In South Korea, the main opposition Democratic Party (DP) and minor opposition parties have unilaterally elected 11 parliamentary committee heads, while the ruling People Power Party (PPP) has boycotted the plenary meeting on the vote.

Although the legal deadline to form the 18 standing committees has expired, the ruling party and the opposition have remained at odds over who would lead the parliamentary committees during the first two years of the 22nd National Assembly, which began its fourth term late last month. .

A total of 191 lawmakers from the DP and other opposition parties participated in the vote to elect the chairmen of 11 standing committees, including the judiciary, media and leadership committees.

The DP confirmed that it would unilaterally select the chairmen of such standing committees if it was unable to reach a last-minute agreement with the PPP before the plenary session.

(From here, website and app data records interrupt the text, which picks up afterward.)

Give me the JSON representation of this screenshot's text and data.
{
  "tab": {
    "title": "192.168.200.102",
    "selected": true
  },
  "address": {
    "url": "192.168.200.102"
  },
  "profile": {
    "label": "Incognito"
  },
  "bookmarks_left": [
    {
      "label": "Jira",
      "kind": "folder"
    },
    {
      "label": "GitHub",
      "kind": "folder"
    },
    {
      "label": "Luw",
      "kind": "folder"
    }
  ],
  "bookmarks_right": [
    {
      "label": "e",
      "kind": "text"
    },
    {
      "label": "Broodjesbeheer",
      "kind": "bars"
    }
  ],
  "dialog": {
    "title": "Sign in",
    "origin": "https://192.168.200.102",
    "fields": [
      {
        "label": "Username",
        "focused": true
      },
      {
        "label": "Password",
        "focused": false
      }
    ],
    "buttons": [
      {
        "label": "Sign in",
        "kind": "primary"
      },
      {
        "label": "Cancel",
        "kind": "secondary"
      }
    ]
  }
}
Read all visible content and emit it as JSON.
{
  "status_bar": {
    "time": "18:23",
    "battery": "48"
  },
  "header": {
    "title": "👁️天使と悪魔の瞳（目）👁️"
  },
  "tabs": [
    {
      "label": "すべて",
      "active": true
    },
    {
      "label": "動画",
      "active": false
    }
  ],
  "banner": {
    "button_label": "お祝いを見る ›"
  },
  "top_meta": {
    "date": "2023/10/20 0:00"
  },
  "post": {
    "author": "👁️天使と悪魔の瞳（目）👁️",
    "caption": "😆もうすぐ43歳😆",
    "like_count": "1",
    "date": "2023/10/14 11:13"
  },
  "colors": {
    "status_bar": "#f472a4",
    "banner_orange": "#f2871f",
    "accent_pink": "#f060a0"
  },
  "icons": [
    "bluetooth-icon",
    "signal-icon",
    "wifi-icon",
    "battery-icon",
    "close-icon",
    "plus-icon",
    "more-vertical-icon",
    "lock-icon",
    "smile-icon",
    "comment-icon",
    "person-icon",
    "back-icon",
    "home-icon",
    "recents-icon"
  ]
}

With the latest vote, the 11 committees will be chaired by DP lawmakers, including lawmaker Jung Chung-rae, who will lead the legislative and judicial committee.

Tensions between South Korea and Japan over the inclusion of the Sado mine in World Heritage

Unprecedented political changes and continuing disputes over parliamentary leadership

This marked the first time in South Korea’s constitutional history that the opposition bloc selected the heads of parliamentary committees in a unilateral vote. At the end of May, the first plenary meeting of Parliament It began without the ruling party, to an unprecedented extent.

For its part, the PPP warned that it will consider boycotting parliamentary meetings and all standing committee activities if the DP goes ahead with the formation of the committees without its consent.

The main point of disagreement is who will chair the three main committees, including the legislative and judicial committee. This is a key parliamentary panel that has the power to approve bills before they are put to a plenary vote.

The People Power Party (PPP) has argued that it should lead the legislative and steering committees, as the second largest party has traditionally held the position of chair of the legislative committee, while the ruling party has led the committee. of direction.

The steering committee is another key body, charged with managing the general operations of Parliament and overseeing the presidential office. Legislator Park Chan-dae of the Democratic Party (DP) will chair this committee.

Last week, legislator Woo Won-shik, also from the DP, was elected as the new parliamentary speaker, in a unilateral vote by the opposition parties.

The DP won 175 seats in the 300-member National Assembly in April’s general election.

In South Korea, it has been customary for the party with the most parliamentary seats to assume the position of parliamentary speaker, while the party second in terms of representation assumes the presidency of the legislative committee.


Leave a Reply